The Convention also established the Commission on the Limits of the Continental Shelf. The commission holds elections every five years, with the last elections being held in April 2002. The commission recommends to the UN whether the limits a country submits for its continental shelf are scientifically valid, legally defensible and politically acceptable.

Following a November 2001 workshop in Washington, President Bush’s recently created Commission on Ocean Policy encouraged the Senate to ratify the Convention before February 2002. Members of the American Bar Association, the House of Representatives, the State Department and the U.S. Coast Guard testified on the Convention’s importance to domestic resources and international security.

“It is true that there is a long list of treaties which the United States has signed, abides by and supports, but has not ratified,” says Robert Hirshon, president of the American Bar Association. He went on to note that until it joins the UN Convention on the Law of the Sea, the United States is ineligible to elect a scientist to the Commission on the Continental Shelf and identify for the Convention the limits of its continental margin beyond 200 nautical miles. “As oil exploitation has now become technologically feasible in these distant areas, certainty of jurisdiction is essential to stability,” Hirshon says.

Although the Bush administration supports the Convention, the final decision rests with the Senate. Whereas Sen. Richard Lugar (R-IL), chairman of the committee, supports the Law of the Sea, other Republican committee members long led by former Committee Chairman Jesse Helms (R-N.C.) oppose ratification. Senate Republicans “generally speaking have not supported the Law of the Sea treaty because it would create new United Nations bureaucracy,” Lester Munson, press secretary for the minority staff of the Foreign Relations Committee told Geotimes in 2002. Additionally, he says there are more technical objections, but he did not disclose them.
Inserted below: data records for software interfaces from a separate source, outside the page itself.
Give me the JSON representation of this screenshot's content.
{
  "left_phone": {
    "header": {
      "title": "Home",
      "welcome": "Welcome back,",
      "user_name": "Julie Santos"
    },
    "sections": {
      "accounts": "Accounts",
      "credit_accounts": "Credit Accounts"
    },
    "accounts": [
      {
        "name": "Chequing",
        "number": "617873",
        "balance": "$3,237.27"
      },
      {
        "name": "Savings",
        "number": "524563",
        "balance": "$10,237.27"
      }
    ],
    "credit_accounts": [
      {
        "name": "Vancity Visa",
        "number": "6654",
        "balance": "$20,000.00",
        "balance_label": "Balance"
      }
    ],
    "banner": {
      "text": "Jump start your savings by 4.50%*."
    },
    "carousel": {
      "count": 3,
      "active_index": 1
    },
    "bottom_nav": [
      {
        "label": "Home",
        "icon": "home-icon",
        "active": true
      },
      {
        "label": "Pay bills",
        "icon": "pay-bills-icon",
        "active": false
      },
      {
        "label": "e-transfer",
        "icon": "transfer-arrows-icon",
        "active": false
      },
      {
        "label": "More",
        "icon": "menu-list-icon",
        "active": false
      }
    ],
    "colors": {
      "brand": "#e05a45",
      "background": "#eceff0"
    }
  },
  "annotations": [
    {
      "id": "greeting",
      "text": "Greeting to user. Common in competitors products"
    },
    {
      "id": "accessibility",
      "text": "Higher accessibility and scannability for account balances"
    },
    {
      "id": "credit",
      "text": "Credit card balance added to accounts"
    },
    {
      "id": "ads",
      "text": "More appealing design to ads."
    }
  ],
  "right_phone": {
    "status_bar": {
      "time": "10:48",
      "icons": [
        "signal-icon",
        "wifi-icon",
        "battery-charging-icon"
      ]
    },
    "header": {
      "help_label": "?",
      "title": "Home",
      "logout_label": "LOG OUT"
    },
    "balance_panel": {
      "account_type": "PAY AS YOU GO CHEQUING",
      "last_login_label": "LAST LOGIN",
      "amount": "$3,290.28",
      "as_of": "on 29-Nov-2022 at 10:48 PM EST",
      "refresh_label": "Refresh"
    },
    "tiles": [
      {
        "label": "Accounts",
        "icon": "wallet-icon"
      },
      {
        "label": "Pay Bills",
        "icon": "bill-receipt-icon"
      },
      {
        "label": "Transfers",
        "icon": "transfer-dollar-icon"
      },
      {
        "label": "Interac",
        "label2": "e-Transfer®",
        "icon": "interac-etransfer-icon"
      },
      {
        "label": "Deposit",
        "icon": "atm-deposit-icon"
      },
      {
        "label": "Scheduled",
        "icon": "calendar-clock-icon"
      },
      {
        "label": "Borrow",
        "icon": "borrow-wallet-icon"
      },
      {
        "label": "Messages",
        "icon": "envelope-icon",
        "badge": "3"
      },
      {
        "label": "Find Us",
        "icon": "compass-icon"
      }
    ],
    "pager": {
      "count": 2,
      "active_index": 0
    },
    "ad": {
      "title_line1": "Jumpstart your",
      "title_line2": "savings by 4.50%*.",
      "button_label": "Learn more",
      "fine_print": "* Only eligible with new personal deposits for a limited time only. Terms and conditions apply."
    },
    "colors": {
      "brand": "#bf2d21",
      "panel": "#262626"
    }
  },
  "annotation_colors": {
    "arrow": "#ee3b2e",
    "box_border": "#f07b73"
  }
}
Still, with the support of the Bush administration and U.S. industry, a consensus is growing to move forward with formal U.S. participation in the Law of the Sea. At the November 2001 workshop for the Commission on Ocean Policy, Robert Hirshon summed up those sentiments: “There does not now appear to be any rationale that supports our continuing nonparticipation in an agreement that so effectively stemmed the rising tide of claims of national jurisdiction in the oceans, and that will continue to serve our interests as long as the United States sits astride two great oceans.”

Sources: Environment & Energy Daily, Hearing Testimony, Senate Foreign Relations Committee website, United Nations Press Release.

Background section includes material from January 2002 issue of Geotimes.

Contributed by Emily M. Lehr, AGI Government Affairs Program staff and Gayle Levy, AGI/AAPG 2004 Spring Semester Intern.

Please send any comments or requests for information to AGI Government Affairs Program.

Last updated on February 27, 2004